**Records supplied:**
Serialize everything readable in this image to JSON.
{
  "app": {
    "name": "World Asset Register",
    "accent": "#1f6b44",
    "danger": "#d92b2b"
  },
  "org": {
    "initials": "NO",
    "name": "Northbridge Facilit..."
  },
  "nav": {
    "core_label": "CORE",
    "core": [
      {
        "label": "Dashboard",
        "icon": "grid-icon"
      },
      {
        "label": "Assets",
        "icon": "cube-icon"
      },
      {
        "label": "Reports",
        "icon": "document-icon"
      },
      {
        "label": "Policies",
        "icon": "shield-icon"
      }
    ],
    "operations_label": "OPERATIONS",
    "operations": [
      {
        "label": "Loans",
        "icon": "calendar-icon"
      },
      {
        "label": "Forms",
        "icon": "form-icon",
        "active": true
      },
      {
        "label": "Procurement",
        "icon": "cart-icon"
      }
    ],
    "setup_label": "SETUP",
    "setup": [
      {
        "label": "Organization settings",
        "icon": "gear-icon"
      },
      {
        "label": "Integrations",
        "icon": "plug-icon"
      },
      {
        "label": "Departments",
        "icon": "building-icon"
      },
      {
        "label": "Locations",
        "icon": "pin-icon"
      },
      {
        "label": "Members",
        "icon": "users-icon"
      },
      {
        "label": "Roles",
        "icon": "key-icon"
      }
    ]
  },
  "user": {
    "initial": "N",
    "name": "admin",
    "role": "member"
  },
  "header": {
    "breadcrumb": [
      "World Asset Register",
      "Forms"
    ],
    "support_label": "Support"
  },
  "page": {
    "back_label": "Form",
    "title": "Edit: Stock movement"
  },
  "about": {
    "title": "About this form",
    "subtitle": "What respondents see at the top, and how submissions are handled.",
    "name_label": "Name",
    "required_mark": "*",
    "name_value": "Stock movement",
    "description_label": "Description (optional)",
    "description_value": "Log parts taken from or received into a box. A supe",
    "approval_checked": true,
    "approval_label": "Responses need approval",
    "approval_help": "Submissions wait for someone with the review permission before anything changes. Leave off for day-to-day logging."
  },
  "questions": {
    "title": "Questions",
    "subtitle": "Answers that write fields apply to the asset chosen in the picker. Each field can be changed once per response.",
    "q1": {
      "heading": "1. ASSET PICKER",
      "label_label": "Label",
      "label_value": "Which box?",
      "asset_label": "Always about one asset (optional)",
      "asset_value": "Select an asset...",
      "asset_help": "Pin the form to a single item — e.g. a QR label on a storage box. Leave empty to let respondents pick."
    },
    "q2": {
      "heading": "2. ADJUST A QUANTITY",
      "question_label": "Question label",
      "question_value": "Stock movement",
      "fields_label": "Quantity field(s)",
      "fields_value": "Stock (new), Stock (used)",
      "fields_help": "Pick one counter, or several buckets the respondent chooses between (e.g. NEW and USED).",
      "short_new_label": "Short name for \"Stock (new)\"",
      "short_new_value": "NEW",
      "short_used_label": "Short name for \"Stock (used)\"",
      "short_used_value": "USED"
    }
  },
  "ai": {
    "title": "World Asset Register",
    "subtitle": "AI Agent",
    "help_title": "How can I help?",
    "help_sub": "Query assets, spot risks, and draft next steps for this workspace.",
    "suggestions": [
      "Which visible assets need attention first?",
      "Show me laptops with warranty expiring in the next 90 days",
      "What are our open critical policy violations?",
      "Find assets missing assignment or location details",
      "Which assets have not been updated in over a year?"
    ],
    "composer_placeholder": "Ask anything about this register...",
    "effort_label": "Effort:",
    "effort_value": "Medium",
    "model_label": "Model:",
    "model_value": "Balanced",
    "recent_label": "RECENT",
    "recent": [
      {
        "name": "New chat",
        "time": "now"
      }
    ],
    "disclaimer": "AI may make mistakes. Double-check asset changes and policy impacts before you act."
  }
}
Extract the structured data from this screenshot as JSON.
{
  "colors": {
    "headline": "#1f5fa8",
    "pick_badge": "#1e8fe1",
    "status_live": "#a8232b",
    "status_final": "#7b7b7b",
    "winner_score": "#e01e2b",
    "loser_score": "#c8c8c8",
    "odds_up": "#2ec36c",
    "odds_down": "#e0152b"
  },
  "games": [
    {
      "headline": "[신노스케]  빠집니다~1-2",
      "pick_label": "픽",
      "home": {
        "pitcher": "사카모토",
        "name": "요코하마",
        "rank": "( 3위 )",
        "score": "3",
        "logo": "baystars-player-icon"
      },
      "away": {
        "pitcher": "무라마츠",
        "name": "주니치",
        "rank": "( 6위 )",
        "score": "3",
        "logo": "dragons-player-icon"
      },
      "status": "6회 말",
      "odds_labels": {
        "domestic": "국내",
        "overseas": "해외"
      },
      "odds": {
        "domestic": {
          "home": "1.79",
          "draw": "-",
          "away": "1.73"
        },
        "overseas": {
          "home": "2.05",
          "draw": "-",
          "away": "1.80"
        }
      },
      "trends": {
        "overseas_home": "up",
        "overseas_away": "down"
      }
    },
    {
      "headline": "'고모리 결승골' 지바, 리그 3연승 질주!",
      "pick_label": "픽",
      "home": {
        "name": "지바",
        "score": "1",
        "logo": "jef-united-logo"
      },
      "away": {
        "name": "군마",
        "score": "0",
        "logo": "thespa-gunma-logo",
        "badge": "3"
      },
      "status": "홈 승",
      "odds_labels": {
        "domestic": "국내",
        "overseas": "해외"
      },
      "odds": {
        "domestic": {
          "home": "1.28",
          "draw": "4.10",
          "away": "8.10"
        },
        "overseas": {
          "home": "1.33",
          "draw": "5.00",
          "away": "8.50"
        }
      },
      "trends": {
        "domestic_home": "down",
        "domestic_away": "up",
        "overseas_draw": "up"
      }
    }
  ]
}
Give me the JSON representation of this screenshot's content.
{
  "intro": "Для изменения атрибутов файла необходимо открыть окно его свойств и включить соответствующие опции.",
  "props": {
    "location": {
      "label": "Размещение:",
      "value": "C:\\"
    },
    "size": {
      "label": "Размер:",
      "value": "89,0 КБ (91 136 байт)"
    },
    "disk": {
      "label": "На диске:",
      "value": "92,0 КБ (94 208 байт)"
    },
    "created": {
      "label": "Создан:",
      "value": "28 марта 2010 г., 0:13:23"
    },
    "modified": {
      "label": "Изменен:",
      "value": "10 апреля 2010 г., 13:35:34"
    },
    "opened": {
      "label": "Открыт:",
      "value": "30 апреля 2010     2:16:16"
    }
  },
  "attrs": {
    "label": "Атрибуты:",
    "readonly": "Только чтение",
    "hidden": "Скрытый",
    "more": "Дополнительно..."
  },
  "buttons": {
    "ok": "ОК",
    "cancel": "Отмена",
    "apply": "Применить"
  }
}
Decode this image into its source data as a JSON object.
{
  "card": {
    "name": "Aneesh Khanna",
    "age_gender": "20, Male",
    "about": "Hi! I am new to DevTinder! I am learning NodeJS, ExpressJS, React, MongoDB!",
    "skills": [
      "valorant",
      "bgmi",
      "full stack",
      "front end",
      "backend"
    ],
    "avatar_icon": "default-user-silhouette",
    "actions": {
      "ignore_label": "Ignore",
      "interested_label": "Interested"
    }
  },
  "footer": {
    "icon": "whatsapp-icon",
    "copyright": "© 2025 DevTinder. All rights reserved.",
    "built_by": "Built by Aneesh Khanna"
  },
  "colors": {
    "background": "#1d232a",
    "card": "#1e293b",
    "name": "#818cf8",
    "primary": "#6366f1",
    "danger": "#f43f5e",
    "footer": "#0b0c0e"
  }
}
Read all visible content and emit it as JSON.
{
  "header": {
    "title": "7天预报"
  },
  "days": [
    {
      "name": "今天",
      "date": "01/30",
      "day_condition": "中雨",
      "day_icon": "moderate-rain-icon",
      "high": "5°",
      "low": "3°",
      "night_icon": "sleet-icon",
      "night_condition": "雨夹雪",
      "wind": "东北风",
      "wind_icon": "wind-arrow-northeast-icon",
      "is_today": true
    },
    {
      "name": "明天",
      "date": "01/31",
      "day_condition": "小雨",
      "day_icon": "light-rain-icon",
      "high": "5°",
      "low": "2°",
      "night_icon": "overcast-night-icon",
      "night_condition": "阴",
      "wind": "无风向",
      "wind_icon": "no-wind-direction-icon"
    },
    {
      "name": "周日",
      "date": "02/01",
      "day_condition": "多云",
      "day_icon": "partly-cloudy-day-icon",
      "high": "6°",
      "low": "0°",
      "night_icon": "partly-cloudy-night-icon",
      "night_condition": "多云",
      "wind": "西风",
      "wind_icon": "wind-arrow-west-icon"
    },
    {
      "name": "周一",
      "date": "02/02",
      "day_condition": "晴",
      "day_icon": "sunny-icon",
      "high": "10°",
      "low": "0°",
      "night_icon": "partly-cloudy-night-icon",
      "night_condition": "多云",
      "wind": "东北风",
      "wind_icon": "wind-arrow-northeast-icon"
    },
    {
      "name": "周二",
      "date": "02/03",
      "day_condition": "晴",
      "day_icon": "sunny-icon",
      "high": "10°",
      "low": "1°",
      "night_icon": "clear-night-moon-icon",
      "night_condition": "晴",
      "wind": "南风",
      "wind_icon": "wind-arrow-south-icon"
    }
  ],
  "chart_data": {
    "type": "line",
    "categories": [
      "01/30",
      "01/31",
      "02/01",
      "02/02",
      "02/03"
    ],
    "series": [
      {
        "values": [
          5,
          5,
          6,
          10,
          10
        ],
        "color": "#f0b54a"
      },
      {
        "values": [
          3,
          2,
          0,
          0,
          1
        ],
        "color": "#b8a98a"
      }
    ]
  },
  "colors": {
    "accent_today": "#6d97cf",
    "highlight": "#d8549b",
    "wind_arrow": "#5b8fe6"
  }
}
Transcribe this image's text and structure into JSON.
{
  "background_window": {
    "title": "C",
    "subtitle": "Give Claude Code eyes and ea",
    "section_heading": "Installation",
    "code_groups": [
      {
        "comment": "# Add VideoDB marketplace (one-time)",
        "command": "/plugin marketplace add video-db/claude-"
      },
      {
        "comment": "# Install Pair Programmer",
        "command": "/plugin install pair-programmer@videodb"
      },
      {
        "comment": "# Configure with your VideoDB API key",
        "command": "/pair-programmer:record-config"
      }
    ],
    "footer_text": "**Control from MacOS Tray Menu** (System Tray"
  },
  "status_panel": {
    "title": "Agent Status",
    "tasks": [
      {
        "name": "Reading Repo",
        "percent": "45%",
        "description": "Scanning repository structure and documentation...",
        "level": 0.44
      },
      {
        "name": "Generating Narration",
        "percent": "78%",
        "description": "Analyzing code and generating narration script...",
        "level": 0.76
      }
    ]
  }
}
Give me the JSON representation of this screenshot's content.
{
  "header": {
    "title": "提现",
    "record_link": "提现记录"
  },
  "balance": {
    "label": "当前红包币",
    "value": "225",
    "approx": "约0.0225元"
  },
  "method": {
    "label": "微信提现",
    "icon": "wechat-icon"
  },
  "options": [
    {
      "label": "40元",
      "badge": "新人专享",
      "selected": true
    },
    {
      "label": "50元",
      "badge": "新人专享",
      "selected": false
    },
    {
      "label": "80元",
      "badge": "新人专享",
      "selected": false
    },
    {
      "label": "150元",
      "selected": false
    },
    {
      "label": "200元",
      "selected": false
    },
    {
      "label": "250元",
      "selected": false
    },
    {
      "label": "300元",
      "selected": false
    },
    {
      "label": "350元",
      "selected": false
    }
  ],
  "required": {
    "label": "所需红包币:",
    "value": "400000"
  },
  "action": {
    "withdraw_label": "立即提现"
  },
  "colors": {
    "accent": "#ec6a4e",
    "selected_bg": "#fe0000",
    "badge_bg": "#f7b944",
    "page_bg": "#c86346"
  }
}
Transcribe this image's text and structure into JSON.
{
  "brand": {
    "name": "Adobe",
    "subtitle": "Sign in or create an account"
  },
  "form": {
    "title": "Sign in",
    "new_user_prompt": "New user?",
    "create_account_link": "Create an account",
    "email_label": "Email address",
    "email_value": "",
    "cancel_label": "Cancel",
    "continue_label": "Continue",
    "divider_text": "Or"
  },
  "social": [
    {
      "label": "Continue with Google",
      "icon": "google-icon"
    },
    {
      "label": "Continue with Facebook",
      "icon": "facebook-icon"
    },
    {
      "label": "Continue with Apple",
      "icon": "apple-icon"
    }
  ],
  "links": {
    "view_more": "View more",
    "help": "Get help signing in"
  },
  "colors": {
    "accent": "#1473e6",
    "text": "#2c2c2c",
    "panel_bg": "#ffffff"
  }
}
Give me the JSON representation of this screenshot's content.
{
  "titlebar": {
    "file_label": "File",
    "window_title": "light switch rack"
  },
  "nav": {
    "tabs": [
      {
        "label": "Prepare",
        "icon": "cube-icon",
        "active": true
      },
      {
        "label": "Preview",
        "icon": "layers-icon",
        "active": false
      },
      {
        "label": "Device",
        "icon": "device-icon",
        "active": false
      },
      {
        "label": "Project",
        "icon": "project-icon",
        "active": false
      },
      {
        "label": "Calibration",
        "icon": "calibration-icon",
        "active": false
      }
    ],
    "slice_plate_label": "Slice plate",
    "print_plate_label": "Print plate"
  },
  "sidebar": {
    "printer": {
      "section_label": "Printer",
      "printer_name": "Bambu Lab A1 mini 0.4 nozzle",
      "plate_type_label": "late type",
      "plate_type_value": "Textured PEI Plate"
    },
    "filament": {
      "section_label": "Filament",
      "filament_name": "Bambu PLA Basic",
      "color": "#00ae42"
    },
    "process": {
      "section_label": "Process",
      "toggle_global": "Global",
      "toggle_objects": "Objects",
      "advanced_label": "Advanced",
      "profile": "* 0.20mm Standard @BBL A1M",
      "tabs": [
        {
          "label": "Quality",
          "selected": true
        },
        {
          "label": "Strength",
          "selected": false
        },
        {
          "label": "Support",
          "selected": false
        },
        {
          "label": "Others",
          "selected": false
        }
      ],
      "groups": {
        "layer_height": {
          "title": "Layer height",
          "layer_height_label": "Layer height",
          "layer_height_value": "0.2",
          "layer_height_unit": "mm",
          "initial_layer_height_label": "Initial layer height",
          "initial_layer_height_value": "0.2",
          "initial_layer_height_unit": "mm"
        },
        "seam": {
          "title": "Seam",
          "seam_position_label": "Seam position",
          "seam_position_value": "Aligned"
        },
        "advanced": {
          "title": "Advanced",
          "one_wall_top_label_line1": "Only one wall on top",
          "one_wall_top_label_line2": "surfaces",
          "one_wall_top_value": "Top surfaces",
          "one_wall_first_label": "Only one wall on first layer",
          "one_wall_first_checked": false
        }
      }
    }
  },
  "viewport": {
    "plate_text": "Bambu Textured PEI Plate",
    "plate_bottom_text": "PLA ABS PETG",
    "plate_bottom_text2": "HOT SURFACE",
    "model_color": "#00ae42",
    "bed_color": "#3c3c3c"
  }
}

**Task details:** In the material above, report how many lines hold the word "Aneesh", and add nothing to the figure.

**Answer space:** 2